§ RECORDS FOR THIS EXERCISE:
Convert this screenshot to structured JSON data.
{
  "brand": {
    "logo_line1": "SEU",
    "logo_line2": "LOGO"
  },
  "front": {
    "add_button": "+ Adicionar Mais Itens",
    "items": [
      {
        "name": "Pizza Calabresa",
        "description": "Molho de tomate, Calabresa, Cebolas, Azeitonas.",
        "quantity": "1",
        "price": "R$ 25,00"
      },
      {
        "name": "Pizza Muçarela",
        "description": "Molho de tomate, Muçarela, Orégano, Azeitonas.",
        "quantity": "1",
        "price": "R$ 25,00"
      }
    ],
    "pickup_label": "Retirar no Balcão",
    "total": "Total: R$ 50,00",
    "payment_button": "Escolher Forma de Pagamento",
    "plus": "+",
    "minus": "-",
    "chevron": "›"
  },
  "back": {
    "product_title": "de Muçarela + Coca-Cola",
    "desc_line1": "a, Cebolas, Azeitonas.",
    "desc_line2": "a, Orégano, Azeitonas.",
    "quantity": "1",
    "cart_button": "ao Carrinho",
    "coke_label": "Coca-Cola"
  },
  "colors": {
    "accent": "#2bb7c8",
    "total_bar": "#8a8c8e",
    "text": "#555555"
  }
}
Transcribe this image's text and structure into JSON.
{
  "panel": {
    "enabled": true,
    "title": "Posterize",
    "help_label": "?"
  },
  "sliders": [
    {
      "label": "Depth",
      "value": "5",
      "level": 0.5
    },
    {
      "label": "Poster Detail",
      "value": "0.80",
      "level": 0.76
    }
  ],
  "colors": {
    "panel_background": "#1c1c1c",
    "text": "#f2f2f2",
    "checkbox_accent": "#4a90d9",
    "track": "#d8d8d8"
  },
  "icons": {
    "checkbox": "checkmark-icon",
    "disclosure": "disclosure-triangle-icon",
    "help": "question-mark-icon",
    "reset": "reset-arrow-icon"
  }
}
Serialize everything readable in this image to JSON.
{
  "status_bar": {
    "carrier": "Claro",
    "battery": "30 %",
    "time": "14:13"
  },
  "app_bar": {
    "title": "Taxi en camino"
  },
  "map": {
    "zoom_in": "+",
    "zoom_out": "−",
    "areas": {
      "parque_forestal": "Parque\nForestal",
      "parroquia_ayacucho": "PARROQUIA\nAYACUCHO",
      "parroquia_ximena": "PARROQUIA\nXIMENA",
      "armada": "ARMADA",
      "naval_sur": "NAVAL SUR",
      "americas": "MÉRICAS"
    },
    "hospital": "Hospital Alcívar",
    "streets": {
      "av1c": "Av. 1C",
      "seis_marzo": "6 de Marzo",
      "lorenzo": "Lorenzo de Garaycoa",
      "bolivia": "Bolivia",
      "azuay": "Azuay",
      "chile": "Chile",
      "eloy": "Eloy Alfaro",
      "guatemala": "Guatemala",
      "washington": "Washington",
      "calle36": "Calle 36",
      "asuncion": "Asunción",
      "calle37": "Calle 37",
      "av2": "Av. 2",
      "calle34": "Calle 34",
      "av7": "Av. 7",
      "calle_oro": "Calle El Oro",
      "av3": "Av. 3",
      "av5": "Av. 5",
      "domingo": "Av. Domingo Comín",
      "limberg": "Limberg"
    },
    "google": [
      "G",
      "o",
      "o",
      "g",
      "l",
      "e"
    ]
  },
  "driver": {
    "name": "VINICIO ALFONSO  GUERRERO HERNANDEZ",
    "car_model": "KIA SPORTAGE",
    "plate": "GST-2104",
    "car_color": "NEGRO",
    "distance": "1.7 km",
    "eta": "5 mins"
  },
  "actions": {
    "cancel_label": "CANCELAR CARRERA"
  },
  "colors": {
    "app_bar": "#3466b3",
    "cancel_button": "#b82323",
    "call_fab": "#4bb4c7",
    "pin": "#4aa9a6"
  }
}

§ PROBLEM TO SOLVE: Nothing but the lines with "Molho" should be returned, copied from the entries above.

§ SOLUTION TO THIS PROBLEM:
        "description": "Molho de tomate, Calabresa, Cebolas, Azeitonas.",
        "description": "Molho de tomate, Muçarela, Orégano, Azeitonas.",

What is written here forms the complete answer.